germanwings plane crash alps
Rescue workers search among scattered debris at the site of the Germanwings plane crash in the French AlpsGetty

France has formally opened a criminal inquiry into the Germanwings plane crash that killed 150 people in March.

Marseilles prosecutor Brice Robin said at a news conference in Paris that the investigation will be lead by a panel of three judges, who will look into whether mistakes were made in monitoring the mental health of the co-pilot Andreas Lubitz.

Andreas Lubitz
Co-pilot Andreas Lubitz

An initial report into the crash of the A320 in the French Alps determined that Lubitz, 27, had locked the captain out of the cockpit and deliberately steered the plane into a mountain.

Robin said German investigators had confirmed that Lubitz had searched online for drugs such as diazepam, for ways to kill himself and for sight problems, Reuters reported.

The preliminary report confirmed the painstaking preparations carried out by Lubitz before the crash. The European Commission has asked the European Aviation Safety Agency to assess the report and will then decide whether to update aviation safety rules.

Reuters said that German media had cited an analysis of a computer found in Lubitz's apartment in Düsseldorf showing he had searched the internet for ways to buy potassium cyanide, Valium and lethal drug cocktails in March.

The day before the plane crash, Lubitz had researched living wills on the website of the Hamburg Medical Chamber, the media reports say, adding that this was likely out of fear that his suicide attempt could fail.

Lubitz had seen seven separate doctors in the month before the crash

The BBC quoted Robin as saying that Lubitz had seen seven separate doctors in the month before the crash, including three psychologists and three eye specialists.

Lubitz apparently feared he was going blind and told one doctor that he was sleeping only two hours a night. However, doctors could not find an "organic cause" for his failing eye-sight, with one doctor suggesting that it could have been due to psychosis.

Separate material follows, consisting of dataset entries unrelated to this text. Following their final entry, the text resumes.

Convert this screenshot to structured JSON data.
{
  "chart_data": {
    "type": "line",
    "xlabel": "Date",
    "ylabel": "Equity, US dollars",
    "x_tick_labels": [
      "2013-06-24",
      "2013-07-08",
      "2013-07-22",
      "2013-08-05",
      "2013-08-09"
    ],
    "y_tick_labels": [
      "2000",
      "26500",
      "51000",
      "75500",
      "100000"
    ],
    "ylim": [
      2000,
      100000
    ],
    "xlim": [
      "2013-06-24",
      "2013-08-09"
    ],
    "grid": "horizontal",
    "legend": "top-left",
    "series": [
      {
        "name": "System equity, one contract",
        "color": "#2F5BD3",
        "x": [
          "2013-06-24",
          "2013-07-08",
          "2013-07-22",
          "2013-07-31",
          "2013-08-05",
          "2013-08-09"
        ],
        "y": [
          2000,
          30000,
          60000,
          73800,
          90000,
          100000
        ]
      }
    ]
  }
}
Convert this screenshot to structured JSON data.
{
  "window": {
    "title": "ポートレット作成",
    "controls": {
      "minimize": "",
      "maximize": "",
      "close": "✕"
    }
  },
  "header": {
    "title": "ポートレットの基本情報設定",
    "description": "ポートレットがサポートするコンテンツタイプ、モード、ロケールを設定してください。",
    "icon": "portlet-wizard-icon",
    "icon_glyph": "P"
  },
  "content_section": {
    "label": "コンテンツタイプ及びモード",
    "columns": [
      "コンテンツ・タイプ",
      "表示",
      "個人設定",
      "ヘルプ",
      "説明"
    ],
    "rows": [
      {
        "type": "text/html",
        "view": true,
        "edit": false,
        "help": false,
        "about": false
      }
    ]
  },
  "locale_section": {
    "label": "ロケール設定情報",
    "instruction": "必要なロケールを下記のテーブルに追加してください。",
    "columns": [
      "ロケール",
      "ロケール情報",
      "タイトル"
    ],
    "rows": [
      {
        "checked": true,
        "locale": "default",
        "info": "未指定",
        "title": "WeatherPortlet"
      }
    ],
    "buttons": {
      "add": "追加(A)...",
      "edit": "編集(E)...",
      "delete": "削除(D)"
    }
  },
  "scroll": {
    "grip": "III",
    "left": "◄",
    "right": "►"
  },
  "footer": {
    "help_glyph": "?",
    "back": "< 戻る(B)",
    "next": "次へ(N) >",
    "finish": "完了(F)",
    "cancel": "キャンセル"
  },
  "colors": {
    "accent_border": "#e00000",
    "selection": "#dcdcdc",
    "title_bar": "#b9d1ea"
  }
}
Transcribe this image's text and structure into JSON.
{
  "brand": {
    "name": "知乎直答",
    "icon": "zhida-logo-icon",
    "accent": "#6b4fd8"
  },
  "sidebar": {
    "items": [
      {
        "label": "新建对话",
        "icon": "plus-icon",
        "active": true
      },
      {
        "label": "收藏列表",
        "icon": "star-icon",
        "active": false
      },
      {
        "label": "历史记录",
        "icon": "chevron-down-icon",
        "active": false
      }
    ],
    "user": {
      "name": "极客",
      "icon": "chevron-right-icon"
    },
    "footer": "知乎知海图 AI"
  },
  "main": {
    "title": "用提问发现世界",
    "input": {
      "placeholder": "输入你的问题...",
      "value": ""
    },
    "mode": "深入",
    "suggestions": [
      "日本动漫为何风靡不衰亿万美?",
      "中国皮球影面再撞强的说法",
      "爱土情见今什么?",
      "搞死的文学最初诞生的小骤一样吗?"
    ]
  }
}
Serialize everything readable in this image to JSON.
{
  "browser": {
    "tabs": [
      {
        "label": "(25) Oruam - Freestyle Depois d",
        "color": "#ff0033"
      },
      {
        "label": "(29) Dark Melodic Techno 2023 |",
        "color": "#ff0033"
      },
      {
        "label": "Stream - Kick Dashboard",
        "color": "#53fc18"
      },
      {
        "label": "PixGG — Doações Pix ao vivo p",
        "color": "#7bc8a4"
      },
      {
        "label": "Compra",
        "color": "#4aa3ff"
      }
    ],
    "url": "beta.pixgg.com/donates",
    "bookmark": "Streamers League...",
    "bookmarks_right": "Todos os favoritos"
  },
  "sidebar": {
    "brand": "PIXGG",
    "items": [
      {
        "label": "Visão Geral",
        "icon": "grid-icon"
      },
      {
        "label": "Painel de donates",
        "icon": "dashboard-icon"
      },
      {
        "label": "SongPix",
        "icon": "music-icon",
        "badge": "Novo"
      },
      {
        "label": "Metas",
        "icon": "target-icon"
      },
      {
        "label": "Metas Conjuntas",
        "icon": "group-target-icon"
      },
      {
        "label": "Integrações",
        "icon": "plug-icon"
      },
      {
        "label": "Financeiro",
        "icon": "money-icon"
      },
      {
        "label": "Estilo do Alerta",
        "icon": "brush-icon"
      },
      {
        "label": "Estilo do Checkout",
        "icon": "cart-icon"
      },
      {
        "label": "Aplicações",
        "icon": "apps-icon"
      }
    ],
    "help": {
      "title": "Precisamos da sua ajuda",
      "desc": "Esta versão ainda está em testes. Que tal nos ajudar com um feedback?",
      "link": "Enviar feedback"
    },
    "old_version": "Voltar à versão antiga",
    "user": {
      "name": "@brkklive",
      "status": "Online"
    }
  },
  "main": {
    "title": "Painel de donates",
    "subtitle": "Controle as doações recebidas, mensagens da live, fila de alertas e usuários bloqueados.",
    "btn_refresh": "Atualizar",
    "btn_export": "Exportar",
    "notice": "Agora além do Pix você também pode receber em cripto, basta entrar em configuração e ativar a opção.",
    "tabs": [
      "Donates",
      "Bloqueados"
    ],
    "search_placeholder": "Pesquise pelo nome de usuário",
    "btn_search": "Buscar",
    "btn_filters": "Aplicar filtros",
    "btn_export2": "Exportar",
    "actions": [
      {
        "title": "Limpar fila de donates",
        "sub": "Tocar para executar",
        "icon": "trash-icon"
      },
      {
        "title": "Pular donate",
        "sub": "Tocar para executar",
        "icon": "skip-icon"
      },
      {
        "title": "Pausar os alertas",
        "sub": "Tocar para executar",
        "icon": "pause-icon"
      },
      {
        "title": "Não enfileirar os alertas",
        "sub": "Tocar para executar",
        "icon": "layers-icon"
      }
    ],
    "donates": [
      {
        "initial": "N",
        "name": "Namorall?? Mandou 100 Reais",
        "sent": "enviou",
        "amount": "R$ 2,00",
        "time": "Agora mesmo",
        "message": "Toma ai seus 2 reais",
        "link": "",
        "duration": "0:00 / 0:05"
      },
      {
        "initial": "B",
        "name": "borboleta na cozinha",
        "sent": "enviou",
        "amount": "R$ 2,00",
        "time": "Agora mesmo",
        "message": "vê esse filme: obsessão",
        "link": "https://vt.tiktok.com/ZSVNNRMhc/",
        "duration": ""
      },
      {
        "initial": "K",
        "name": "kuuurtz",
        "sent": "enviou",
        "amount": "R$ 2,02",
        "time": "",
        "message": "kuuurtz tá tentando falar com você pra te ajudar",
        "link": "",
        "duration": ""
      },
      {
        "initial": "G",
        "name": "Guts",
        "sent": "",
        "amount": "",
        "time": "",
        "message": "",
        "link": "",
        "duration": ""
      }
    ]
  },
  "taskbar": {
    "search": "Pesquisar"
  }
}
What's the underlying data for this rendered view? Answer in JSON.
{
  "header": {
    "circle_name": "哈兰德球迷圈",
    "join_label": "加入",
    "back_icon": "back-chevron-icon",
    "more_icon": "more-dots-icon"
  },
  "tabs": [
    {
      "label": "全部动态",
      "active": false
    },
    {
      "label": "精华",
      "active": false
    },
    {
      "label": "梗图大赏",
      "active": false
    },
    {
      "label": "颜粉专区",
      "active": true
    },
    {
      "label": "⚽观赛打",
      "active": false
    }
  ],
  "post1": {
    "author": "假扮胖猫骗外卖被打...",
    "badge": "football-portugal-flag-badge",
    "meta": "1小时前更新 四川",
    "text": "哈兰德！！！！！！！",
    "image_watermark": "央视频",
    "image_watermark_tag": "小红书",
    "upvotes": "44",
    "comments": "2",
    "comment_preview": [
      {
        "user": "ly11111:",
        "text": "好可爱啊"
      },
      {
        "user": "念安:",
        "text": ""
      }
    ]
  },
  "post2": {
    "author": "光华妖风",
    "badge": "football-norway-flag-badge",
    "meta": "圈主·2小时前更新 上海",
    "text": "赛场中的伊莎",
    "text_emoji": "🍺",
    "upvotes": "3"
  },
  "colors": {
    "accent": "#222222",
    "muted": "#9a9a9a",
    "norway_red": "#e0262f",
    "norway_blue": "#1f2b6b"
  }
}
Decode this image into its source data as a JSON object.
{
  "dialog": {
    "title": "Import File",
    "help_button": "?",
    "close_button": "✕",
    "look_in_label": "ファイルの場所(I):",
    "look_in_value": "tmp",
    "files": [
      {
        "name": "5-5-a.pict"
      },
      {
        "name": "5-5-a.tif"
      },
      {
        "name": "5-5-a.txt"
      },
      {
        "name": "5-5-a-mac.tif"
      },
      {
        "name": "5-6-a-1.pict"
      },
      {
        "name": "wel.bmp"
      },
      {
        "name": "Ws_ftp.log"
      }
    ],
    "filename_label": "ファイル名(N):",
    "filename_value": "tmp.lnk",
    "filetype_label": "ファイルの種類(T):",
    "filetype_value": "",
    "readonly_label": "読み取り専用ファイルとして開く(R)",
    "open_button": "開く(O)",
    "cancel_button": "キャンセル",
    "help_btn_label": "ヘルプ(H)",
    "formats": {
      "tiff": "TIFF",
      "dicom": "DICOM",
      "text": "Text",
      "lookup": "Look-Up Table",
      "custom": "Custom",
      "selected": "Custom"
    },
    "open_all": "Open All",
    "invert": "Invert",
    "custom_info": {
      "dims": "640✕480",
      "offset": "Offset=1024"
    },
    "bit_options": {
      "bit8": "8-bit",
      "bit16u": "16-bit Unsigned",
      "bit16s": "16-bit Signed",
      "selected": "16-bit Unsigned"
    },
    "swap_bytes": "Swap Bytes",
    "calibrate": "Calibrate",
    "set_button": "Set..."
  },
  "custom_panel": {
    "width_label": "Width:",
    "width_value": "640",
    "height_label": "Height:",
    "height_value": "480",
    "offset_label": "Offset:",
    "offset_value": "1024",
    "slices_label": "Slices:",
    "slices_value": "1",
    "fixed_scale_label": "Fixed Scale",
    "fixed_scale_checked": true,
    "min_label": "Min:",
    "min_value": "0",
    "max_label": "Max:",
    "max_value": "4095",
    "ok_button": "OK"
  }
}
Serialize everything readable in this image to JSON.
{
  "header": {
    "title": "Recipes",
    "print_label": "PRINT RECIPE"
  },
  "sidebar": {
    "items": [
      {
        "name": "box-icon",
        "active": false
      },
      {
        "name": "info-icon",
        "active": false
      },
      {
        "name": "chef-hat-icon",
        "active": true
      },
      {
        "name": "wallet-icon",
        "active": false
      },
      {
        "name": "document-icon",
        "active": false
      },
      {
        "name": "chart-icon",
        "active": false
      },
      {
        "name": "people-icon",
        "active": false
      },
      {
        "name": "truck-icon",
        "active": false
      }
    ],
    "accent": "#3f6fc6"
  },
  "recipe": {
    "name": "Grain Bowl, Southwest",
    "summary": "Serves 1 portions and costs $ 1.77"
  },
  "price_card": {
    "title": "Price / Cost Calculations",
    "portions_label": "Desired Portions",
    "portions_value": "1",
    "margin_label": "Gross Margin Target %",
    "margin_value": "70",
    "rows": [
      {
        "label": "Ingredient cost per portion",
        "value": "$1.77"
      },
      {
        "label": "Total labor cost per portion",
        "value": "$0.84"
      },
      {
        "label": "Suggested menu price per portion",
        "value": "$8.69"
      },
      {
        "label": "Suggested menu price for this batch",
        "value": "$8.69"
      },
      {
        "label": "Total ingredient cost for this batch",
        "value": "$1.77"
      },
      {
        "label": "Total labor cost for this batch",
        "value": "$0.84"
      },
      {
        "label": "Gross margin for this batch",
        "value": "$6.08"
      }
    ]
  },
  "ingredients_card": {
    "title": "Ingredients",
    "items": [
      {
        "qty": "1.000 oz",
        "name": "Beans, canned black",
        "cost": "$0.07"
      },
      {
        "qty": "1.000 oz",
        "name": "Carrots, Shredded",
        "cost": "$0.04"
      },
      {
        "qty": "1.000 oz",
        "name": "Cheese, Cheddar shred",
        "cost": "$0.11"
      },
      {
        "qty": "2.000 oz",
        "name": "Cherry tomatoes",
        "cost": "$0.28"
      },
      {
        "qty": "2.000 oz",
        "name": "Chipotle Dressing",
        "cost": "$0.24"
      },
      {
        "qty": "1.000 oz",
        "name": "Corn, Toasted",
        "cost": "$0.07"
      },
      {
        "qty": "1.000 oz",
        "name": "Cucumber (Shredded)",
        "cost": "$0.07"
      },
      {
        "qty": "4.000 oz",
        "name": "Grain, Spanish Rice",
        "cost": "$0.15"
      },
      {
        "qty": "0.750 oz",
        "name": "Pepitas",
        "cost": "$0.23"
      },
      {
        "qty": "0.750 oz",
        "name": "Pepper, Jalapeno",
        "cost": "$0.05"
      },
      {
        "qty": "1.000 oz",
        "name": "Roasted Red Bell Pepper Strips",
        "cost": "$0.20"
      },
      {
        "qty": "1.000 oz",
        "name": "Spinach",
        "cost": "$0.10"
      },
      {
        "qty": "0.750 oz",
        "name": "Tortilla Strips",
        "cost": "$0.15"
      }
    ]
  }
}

Robin said some doctors treating Lubitz felt he was unfit to fly but did not tell his employers because of German laws on patient confidentiality.